- [Provided entries]
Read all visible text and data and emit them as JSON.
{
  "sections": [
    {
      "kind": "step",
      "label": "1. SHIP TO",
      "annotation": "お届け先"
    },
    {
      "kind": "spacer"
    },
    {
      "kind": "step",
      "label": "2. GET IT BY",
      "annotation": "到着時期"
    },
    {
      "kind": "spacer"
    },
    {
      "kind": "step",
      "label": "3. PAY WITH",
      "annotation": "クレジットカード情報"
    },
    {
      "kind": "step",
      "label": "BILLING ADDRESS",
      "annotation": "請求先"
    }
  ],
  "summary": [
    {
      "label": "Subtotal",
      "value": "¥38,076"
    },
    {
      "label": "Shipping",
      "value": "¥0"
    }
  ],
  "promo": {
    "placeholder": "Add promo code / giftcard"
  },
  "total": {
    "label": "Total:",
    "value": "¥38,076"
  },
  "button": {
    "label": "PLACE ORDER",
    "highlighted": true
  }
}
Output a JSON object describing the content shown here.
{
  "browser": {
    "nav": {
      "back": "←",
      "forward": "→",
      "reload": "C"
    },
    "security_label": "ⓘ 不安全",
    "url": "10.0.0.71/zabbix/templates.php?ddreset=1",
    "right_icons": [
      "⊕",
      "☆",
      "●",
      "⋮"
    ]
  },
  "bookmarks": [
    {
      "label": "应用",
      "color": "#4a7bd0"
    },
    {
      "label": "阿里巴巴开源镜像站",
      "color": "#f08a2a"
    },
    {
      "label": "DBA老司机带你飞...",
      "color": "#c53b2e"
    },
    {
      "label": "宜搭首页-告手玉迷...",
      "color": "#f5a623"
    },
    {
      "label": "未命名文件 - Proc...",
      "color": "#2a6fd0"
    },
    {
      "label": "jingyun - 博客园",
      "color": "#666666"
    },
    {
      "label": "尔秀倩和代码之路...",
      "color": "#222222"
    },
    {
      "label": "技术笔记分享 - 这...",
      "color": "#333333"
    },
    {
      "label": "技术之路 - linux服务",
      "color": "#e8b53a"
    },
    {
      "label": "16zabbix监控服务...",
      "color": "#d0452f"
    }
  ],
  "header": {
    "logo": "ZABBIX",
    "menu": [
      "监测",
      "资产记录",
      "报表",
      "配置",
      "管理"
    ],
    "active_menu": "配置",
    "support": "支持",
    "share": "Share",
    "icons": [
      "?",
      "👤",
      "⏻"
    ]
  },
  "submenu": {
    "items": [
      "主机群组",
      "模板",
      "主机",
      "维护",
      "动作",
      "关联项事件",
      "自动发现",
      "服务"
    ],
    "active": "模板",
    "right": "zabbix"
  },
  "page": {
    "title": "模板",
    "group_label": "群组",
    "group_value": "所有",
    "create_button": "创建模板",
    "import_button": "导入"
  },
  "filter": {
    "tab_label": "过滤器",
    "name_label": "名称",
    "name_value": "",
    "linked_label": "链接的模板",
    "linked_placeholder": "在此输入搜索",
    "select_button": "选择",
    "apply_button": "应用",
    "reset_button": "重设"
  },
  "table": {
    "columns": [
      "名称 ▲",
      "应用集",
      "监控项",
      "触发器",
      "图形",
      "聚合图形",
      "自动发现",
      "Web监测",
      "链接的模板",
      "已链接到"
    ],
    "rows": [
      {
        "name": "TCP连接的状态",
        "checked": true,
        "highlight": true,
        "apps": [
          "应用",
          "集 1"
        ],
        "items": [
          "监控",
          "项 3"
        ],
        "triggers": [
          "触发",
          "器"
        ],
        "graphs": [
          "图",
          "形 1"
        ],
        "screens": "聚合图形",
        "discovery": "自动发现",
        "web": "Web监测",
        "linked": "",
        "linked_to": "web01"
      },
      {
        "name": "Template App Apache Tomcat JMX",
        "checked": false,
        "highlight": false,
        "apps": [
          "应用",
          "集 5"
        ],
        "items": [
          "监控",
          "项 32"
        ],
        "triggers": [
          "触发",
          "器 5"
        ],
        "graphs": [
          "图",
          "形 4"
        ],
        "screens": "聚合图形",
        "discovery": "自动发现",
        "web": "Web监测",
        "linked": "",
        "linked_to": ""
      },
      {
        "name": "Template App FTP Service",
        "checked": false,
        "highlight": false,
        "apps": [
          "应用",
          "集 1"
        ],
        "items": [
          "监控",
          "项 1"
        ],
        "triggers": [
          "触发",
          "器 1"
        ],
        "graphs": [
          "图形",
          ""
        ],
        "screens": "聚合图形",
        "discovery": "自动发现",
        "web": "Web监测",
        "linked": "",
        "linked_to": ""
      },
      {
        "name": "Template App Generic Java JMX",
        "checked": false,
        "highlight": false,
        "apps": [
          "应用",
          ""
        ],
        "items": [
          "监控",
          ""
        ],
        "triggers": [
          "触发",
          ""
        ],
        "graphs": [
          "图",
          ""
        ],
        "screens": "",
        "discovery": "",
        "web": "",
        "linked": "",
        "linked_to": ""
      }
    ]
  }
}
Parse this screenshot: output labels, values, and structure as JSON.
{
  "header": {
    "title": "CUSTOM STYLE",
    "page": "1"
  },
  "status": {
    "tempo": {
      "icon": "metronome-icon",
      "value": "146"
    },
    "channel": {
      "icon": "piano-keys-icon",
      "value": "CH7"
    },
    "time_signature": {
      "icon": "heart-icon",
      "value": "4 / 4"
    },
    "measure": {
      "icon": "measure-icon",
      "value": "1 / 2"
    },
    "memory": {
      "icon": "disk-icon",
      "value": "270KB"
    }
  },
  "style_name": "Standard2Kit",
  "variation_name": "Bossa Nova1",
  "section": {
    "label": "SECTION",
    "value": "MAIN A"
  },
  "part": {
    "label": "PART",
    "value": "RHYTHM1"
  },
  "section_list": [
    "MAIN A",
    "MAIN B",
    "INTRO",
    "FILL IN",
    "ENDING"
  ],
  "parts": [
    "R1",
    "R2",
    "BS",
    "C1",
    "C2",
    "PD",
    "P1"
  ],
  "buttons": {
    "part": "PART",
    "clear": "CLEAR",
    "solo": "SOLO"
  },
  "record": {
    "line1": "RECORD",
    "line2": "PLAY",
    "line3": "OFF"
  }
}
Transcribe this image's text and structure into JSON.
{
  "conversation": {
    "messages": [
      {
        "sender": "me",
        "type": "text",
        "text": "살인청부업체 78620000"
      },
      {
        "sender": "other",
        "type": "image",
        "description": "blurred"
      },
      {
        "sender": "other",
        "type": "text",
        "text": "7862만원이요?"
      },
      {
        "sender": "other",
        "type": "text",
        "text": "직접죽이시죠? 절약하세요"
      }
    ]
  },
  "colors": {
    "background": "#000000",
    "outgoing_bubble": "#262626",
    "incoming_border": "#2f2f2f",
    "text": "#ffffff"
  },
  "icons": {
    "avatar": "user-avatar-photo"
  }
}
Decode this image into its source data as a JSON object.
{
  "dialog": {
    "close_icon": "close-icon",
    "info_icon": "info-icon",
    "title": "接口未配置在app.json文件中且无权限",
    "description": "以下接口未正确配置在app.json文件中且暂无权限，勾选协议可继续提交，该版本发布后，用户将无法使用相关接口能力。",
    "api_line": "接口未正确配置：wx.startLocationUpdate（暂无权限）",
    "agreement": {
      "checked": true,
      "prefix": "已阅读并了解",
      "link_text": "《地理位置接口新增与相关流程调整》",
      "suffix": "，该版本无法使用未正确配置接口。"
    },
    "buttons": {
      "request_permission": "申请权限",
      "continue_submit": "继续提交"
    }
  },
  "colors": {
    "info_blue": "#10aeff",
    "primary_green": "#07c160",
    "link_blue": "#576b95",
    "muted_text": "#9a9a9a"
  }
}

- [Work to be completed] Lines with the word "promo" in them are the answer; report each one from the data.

- [Answer section]
  "promo": {
    "placeholder": "Add promo code / giftcard"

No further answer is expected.